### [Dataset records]
• • • • • • •

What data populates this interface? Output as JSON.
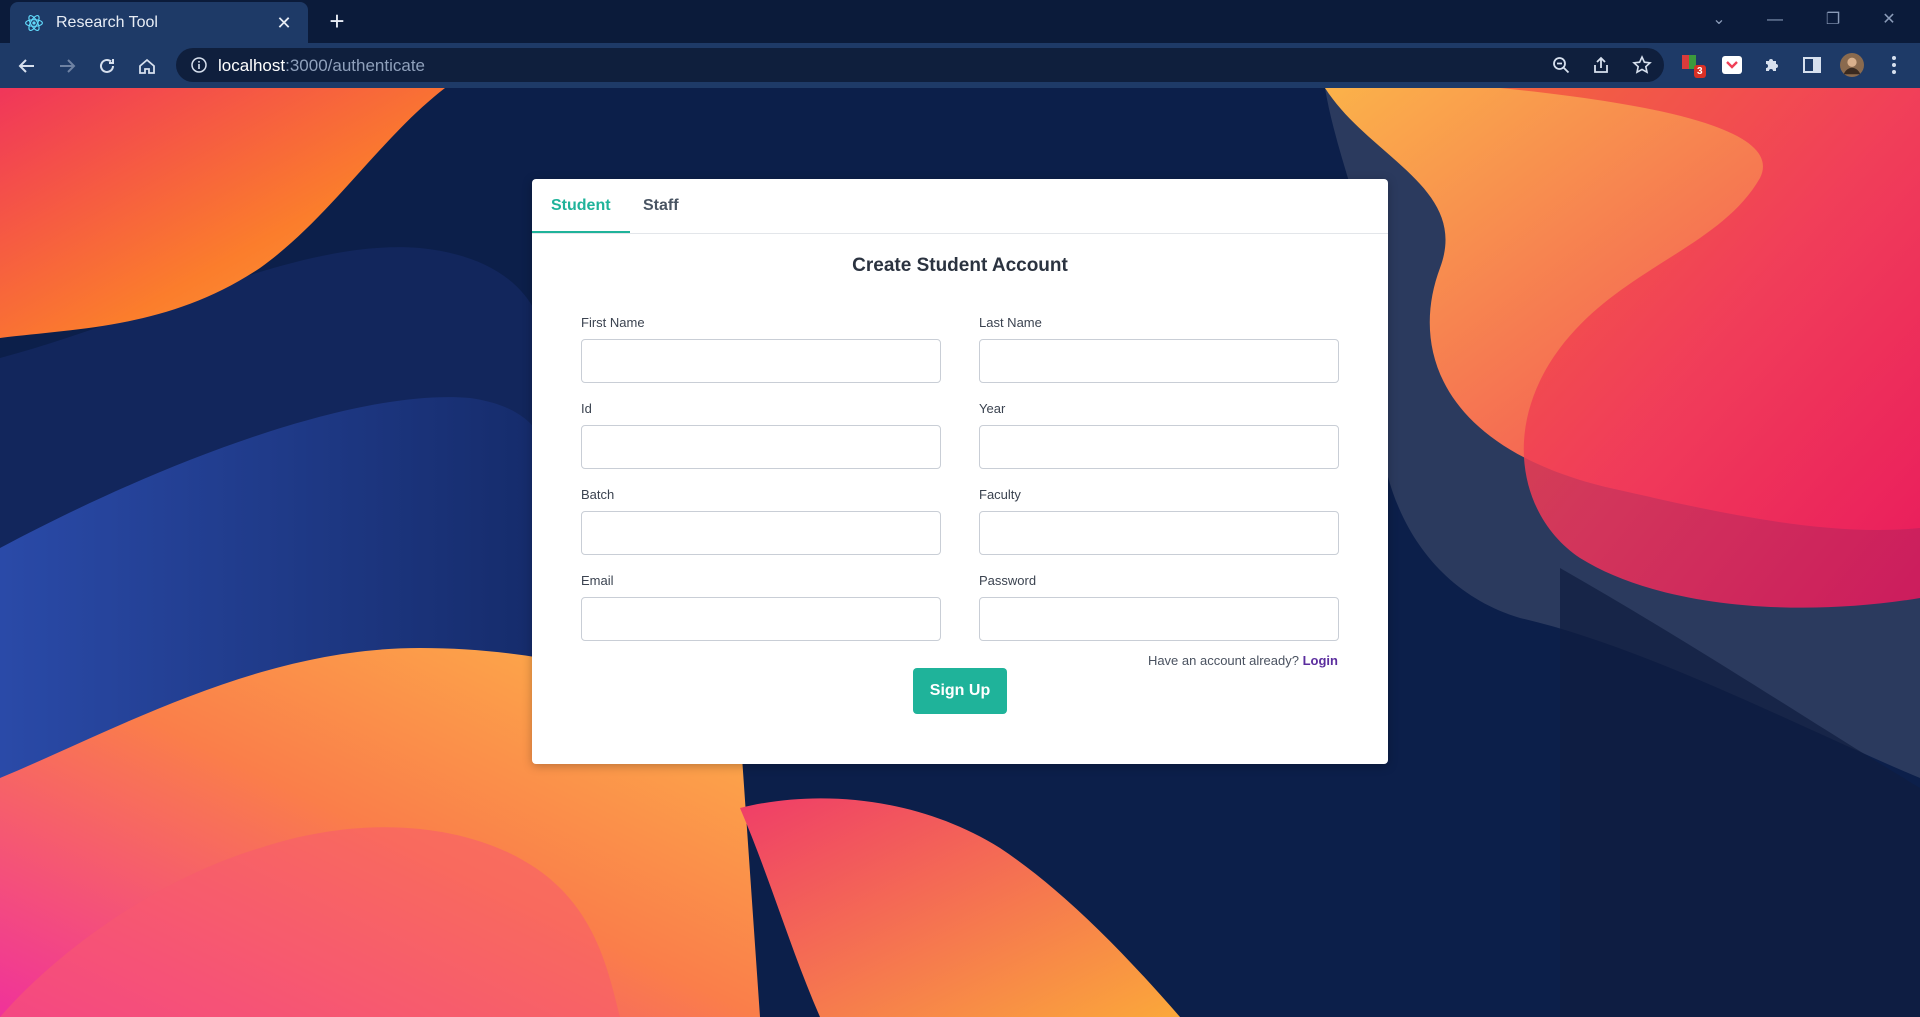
{
  "browser": {
    "tab_title": "Research Tool",
    "url_host": "localhost",
    "url_path": ":3000/authenticate",
    "extension_badge": "3"
  },
  "auth": {
    "tabs": [
      {
        "label": "Student"
      },
      {
        "label": "Staff"
      }
    ],
    "heading": "Create Student Account",
    "fields": {
      "first_name": "First Name",
      "last_name": "Last Name",
      "id": "Id",
      "year": "Year",
      "batch": "Batch",
      "faculty": "Faculty",
      "email": "Email",
      "password": "Password"
    },
    "login_prompt": "Have an account already?",
    "login_link": "Login",
    "signup_button": "Sign Up"
  },
  "colors": {
    "accent": "#1fb39a",
    "login_link": "#5b2d9e",
    "chrome": "#1e3a67"
  }
}
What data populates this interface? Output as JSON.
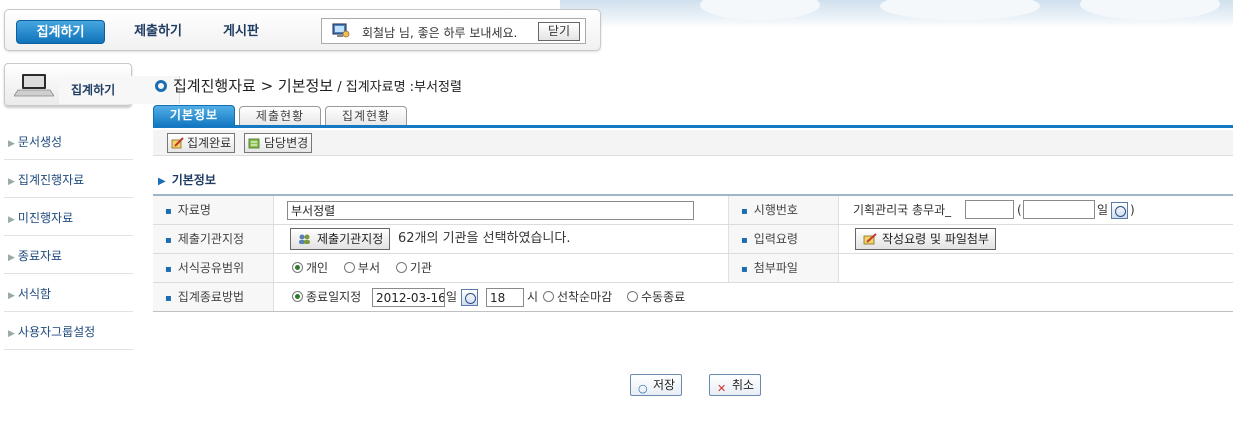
{
  "topnav": {
    "items": [
      {
        "label": "집계하기",
        "active": true
      },
      {
        "label": "제출하기",
        "active": false
      },
      {
        "label": "게시판",
        "active": false
      }
    ],
    "greeting": "회철남 님, 좋은 하루 보내세요.",
    "close_label": "닫기"
  },
  "sidebar": {
    "header": "집계하기",
    "items": [
      {
        "label": "문서생성"
      },
      {
        "label": "집계진행자료"
      },
      {
        "label": "미진행자료"
      },
      {
        "label": "종료자료"
      },
      {
        "label": "서식함"
      },
      {
        "label": "사용자그룹설정"
      }
    ]
  },
  "page": {
    "title": "집계진행자료 > 기본정보",
    "subtitle": " / 집계자료명 :부서정렬"
  },
  "tabs": [
    {
      "label": "기본정보",
      "active": true
    },
    {
      "label": "제출현황",
      "active": false
    },
    {
      "label": "집계현황",
      "active": false
    }
  ],
  "toolbar": {
    "complete_label": "집계완료",
    "change_owner_label": "담당변경"
  },
  "section_title": "기본정보",
  "form": {
    "name_label": "자료명",
    "name_value": "부서정렬",
    "enforce_no_label": "시행번호",
    "enforce_prefix": "기획관리국 총무과_",
    "enforce_paren_open": "(",
    "enforce_day_suffix": "일",
    "enforce_paren_close": ")",
    "submit_org_label": "제출기관지정",
    "submit_org_button": "제출기관지정",
    "submit_org_text": "62개의 기관을 선택하였습니다.",
    "input_guide_label": "입력요령",
    "input_guide_button": "작성요령 및 파일첨부",
    "share_scope_label": "서식공유범위",
    "share_options": [
      "개인",
      "부서",
      "기관"
    ],
    "share_selected": "개인",
    "attach_label": "첨부파일",
    "end_method_label": "집계종료방법",
    "end_option_date": "종료일지정",
    "end_date": "2012-03-16",
    "day_unit": "일",
    "end_hour": "18",
    "hour_unit": "시",
    "end_option_first": "선착순마감",
    "end_option_manual": "수동종료",
    "end_selected": "종료일지정"
  },
  "actions": {
    "save_label": "저장",
    "cancel_label": "취소"
  }
}
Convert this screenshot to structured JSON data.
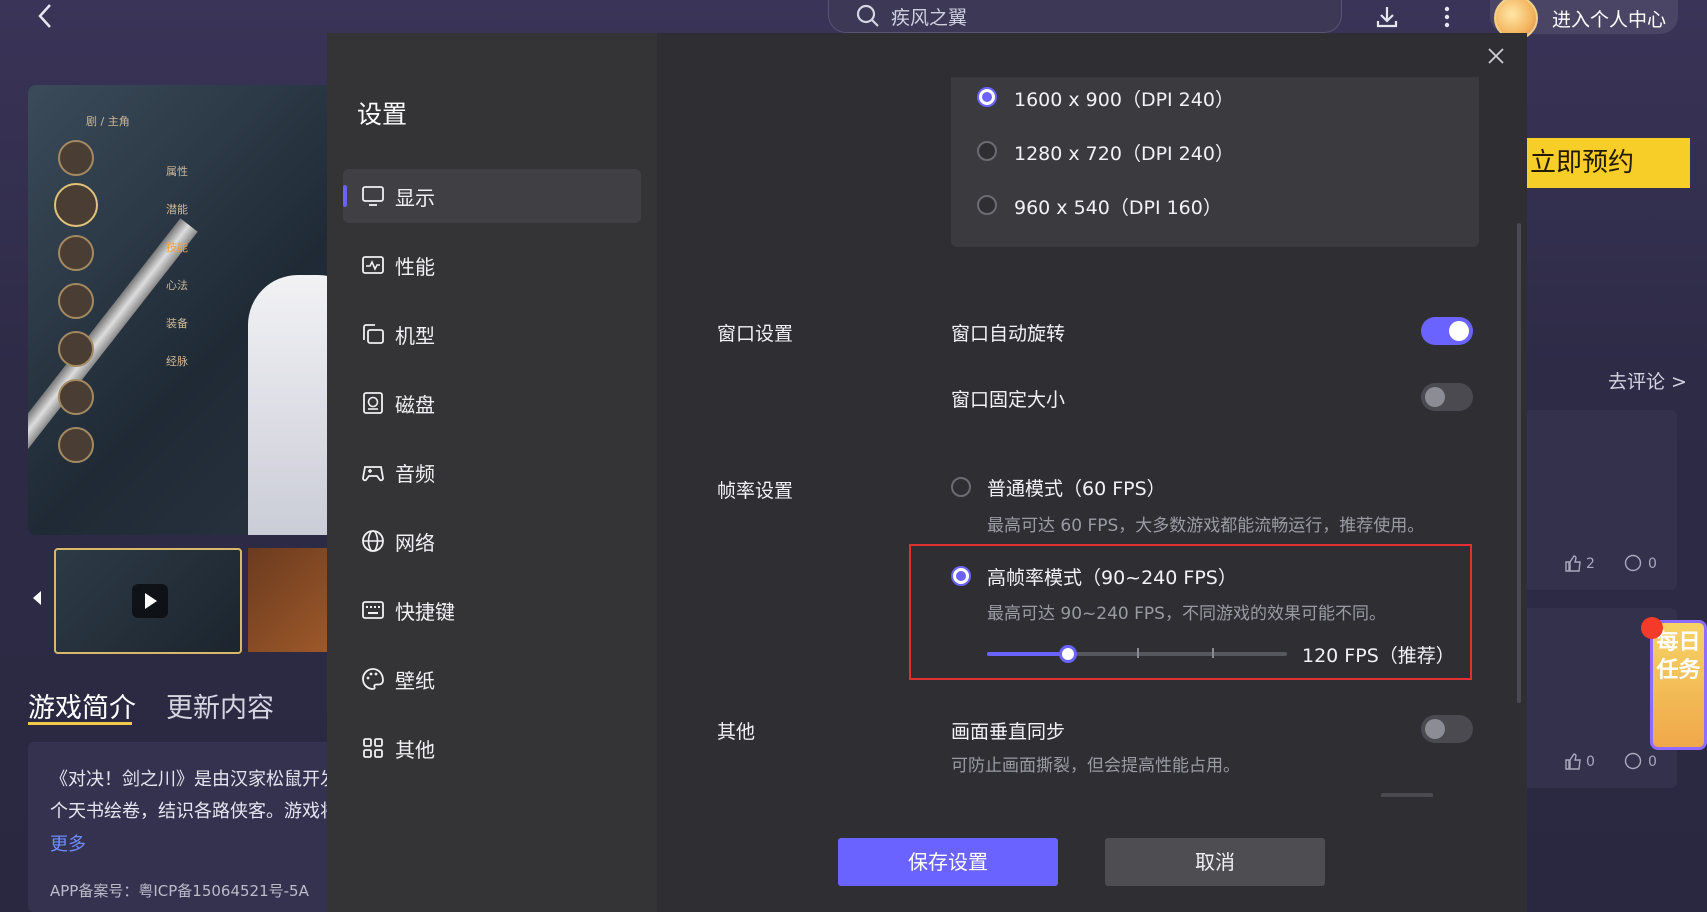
{
  "topbar": {
    "search_text": "疾风之翼",
    "user_label": "进入个人中心"
  },
  "background": {
    "tabs": {
      "intro": "游戏简介",
      "update": "更新内容"
    },
    "description": "《对决！剑之川》是由汉家松鼠开发的，个天书绘卷，结识各路侠客。游戏将",
    "description_line1": "《对决！剑之川》是由汉家松鼠开发",
    "description_line2": "个天书绘卷，结识各路侠客。游戏将",
    "more": "更多",
    "icp": "APP备案号：粤ICP备15064521号-5A",
    "reserve": "立即预约",
    "comment_link": "去评论 >",
    "card1": {
      "likes": "2",
      "comments": "0"
    },
    "card2": {
      "likes": "0",
      "comments": "0"
    },
    "daily_task": "每日任务",
    "hero_menu": [
      "剧 / 主角",
      "属性",
      "潜能",
      "技能",
      "心法",
      "装备",
      "经脉"
    ]
  },
  "modal": {
    "title": "设置",
    "nav": [
      {
        "label": "显示",
        "icon": "monitor-icon",
        "active": true
      },
      {
        "label": "性能",
        "icon": "performance-icon"
      },
      {
        "label": "机型",
        "icon": "device-model-icon"
      },
      {
        "label": "磁盘",
        "icon": "disk-icon"
      },
      {
        "label": "音频",
        "icon": "gamepad-audio-icon"
      },
      {
        "label": "网络",
        "icon": "globe-icon"
      },
      {
        "label": "快捷键",
        "icon": "keyboard-icon"
      },
      {
        "label": "壁纸",
        "icon": "palette-icon"
      },
      {
        "label": "其他",
        "icon": "grid-icon"
      }
    ],
    "resolutions": [
      {
        "label": "1600 x 900（DPI 240）",
        "selected": true
      },
      {
        "label": "1280 x 720（DPI 240）",
        "selected": false
      },
      {
        "label": "960 x 540（DPI 160）",
        "selected": false
      }
    ],
    "window": {
      "section": "窗口设置",
      "auto_rotate": {
        "label": "窗口自动旋转",
        "on": true
      },
      "fixed_size": {
        "label": "窗口固定大小",
        "on": false
      }
    },
    "framerate": {
      "section": "帧率设置",
      "normal": {
        "label": "普通模式（60 FPS）",
        "sub": "最高可达 60 FPS，大多数游戏都能流畅运行，推荐使用。",
        "selected": false
      },
      "high": {
        "label": "高帧率模式（90~240 FPS）",
        "sub": "最高可达 90~240 FPS，不同游戏的效果可能不同。",
        "selected": true
      },
      "slider_value": "120 FPS（推荐）",
      "slider_fraction": 0.27
    },
    "other": {
      "section": "其他",
      "vsync": {
        "label": "画面垂直同步",
        "sub": "可防止画面撕裂，但会提高性能占用。",
        "on": false
      }
    },
    "buttons": {
      "save": "保存设置",
      "cancel": "取消"
    }
  },
  "colors": {
    "accent": "#6a63ff",
    "highlight": "#e03030",
    "reserve": "#f7cd28"
  }
}
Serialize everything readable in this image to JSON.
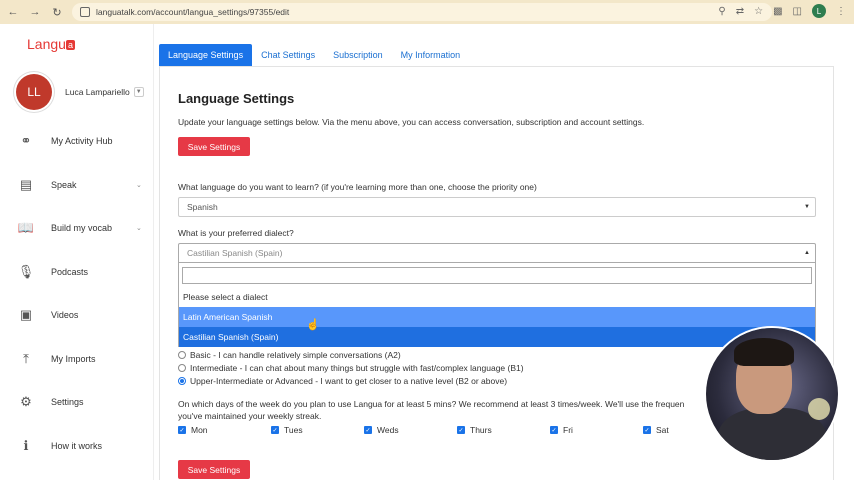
{
  "browser": {
    "url": "languatalk.com/account/langua_settings/97355/edit",
    "profile_initial": "L"
  },
  "sidebar": {
    "logo": "Langu",
    "logo_badge": "a",
    "user_initials": "LL",
    "user_name": "Luca Lampariello",
    "items": [
      {
        "label": "My Activity Hub",
        "icon": "activity-icon"
      },
      {
        "label": "Speak",
        "icon": "chat-icon",
        "has_caret": true
      },
      {
        "label": "Build my vocab",
        "icon": "book-icon",
        "has_caret": true
      },
      {
        "label": "Podcasts",
        "icon": "microphone-icon"
      },
      {
        "label": "Videos",
        "icon": "video-icon"
      },
      {
        "label": "My Imports",
        "icon": "upload-icon"
      },
      {
        "label": "Settings",
        "icon": "gear-icon"
      },
      {
        "label": "How it works",
        "icon": "info-icon"
      }
    ]
  },
  "tabs": [
    "Language Settings",
    "Chat Settings",
    "Subscription",
    "My Information"
  ],
  "main": {
    "title": "Language Settings",
    "intro": "Update your language settings below. Via the menu above, you can access conversation, subscription and account settings.",
    "save_label": "Save Settings",
    "q_language": "What language do you want to learn? (if you're learning more than one, choose the priority one)",
    "language_value": "Spanish",
    "q_dialect": "What is your preferred dialect?",
    "dialect_value": "Castilian Spanish (Spain)",
    "dropdown_options": [
      "Please select a dialect",
      "Latin American Spanish",
      "Castilian Spanish (Spain)"
    ],
    "levels": [
      "Basic - I can handle relatively simple conversations (A2)",
      "Intermediate - I can chat about many things but struggle with fast/complex language (B1)",
      "Upper-Intermediate or Advanced - I want to get closer to a native level (B2 or above)"
    ],
    "selected_level_index": 2,
    "days_question": "On which days of the week do you plan to use Langua for at least 5 mins? We recommend at least 3 times/week. We'll use the frequen",
    "days_question_2": "you've maintained your weekly streak.",
    "days": [
      "Mon",
      "Tues",
      "Weds",
      "Thurs",
      "Fri",
      "Sat"
    ]
  },
  "colors": {
    "accent_blue": "#1a73e8",
    "save_red": "#e63946",
    "brand_red": "#e53935"
  }
}
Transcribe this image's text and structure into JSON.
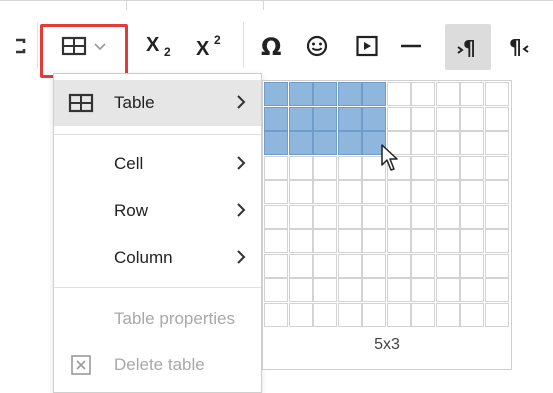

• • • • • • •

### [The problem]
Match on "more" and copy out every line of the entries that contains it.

### [Exercise response]
    "more": "更多",
    "q_language": "What language do you want to learn? (if you're learning more than one, choose the priority one)",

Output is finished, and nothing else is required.